### Required work
Output only the span of lines that begins at the line containing "Serialize everything readable" and ends at the last line of the data, both included, exactly as they appear.

### The data
━━━━━━
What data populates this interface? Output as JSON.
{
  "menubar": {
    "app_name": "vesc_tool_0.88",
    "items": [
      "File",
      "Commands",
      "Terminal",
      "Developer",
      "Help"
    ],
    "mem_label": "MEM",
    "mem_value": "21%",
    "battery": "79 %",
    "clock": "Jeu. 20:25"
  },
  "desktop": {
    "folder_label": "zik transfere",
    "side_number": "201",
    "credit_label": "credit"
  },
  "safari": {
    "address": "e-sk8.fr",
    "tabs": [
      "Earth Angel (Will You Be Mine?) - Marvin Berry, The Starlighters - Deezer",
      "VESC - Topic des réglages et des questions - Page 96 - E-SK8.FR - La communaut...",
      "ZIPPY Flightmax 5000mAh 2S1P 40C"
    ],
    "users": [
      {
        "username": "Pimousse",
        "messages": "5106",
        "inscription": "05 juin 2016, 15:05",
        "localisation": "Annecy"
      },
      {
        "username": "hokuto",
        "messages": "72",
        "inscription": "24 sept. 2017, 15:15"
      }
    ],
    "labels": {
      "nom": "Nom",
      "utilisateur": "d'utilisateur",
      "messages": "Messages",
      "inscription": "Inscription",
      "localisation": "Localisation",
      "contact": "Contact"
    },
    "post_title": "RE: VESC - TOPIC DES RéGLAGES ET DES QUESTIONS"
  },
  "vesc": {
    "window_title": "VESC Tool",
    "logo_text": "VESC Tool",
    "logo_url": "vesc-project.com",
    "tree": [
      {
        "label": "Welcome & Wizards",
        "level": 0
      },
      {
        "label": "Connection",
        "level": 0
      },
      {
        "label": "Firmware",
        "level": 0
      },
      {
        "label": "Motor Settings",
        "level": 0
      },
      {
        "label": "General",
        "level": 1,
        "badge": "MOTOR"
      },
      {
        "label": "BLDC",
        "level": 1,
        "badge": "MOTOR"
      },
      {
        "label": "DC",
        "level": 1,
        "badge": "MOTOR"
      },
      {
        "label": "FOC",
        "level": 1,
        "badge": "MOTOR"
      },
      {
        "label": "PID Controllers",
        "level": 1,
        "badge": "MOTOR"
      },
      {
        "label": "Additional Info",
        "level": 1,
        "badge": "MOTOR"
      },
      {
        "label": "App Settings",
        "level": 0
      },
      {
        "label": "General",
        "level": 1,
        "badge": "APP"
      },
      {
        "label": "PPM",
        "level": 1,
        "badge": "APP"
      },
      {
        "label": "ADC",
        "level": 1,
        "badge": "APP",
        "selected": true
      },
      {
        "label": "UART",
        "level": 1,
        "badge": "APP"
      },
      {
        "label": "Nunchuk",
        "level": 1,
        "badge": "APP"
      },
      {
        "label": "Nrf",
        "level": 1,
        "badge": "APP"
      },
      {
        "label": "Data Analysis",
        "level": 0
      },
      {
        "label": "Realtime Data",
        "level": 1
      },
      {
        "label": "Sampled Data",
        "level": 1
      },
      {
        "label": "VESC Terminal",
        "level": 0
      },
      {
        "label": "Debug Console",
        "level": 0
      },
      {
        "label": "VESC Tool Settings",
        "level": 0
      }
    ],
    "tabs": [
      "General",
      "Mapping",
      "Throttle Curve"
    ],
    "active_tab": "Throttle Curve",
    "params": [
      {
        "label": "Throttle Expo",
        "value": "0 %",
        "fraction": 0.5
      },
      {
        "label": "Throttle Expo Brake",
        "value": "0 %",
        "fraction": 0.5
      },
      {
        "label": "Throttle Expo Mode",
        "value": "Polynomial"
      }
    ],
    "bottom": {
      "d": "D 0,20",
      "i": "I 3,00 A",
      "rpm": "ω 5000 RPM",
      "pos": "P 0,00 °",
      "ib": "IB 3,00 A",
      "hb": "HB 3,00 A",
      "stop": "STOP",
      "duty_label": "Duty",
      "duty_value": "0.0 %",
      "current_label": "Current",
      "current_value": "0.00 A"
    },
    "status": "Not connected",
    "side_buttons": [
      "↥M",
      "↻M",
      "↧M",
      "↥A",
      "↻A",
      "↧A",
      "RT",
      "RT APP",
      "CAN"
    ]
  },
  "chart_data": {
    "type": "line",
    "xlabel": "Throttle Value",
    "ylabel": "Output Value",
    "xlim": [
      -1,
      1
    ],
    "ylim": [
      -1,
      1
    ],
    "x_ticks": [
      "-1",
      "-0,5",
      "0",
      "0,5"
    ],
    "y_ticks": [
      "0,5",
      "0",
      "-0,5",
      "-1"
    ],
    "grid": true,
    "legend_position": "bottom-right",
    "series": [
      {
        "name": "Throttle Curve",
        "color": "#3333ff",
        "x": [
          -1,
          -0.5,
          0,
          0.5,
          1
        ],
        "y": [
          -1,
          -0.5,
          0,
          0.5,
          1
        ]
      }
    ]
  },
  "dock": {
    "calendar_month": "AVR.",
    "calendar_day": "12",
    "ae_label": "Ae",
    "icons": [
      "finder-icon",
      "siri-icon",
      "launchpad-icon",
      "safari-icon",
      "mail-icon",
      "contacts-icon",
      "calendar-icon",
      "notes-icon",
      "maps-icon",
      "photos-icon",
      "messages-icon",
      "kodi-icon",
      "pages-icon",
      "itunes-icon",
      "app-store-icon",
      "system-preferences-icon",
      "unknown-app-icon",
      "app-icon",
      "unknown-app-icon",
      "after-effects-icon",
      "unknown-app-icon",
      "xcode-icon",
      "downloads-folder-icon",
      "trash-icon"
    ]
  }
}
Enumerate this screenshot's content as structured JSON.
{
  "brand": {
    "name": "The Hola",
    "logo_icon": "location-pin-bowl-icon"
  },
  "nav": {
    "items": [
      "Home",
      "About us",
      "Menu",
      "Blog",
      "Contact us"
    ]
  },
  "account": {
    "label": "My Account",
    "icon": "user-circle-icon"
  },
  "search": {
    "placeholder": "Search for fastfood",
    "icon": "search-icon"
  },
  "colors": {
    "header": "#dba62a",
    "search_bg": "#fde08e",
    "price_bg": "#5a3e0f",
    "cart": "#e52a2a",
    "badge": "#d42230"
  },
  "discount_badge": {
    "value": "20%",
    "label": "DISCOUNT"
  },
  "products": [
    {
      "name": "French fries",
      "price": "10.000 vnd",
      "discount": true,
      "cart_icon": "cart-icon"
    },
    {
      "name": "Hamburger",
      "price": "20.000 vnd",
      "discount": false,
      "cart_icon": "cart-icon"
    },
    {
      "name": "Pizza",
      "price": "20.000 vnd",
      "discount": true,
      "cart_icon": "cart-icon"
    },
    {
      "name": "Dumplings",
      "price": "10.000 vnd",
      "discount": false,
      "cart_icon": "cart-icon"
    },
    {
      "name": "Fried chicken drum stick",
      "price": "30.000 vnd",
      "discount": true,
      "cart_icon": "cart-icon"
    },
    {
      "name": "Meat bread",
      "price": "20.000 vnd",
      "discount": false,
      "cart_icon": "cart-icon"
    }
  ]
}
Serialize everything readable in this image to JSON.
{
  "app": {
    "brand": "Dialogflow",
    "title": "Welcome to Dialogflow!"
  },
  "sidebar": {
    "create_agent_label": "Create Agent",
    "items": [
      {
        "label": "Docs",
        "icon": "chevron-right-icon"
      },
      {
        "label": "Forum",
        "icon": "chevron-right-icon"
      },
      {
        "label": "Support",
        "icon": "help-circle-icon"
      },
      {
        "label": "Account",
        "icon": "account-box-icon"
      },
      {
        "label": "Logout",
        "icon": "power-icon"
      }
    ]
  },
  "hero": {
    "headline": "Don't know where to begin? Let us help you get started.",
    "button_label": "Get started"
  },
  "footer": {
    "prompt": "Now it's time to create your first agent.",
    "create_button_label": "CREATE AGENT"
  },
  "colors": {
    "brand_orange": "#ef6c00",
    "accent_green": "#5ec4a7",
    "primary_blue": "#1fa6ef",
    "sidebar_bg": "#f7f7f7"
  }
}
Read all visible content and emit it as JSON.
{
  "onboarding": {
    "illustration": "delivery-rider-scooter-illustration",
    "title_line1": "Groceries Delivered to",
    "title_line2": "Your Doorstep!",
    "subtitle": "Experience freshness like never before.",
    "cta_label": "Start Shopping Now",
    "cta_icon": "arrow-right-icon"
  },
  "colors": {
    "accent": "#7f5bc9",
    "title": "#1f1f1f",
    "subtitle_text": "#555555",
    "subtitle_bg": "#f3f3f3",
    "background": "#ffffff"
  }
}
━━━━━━
### Reply to the task
Serialize everything readable in this image to JSON.
{
  "app": {
    "brand": "Dialogflow",
    "title": "Welcome to Dialogflow!"
  },
  "sidebar": {
    "create_agent_label": "Create Agent",
    "items": [
      {
        "label": "Docs",
        "icon": "chevron-right-icon"
      },
      {
        "label": "Forum",
        "icon": "chevron-right-icon"
      },
      {
        "label": "Support",
        "icon": "help-circle-icon"
      },
      {
        "label": "Account",
        "icon": "account-box-icon"
      },
      {
        "label": "Logout",
        "icon": "power-icon"
      }
    ]
  },
  "hero": {
    "headline": "Don't know where to begin? Let us help you get started.",
    "button_label": "Get started"
  },
  "footer": {
    "prompt": "Now it's time to create your first agent.",
    "create_button_label": "CREATE AGENT"
  },
  "colors": {
    "brand_orange": "#ef6c00",
    "accent_green": "#5ec4a7",
    "primary_blue": "#1fa6ef",
    "sidebar_bg": "#f7f7f7"
  }
}
Read all visible content and emit it as JSON.
{
  "onboarding": {
    "illustration": "delivery-rider-scooter-illustration",
    "title_line1": "Groceries Delivered to",
    "title_line2": "Your Doorstep!",
    "subtitle": "Experience freshness like never before.",
    "cta_label": "Start Shopping Now",
    "cta_icon": "arrow-right-icon"
  },
  "colors": {
    "accent": "#7f5bc9",
    "title": "#1f1f1f",
    "subtitle_text": "#555555",
    "subtitle_bg": "#f3f3f3",
    "background": "#ffffff"
  }
}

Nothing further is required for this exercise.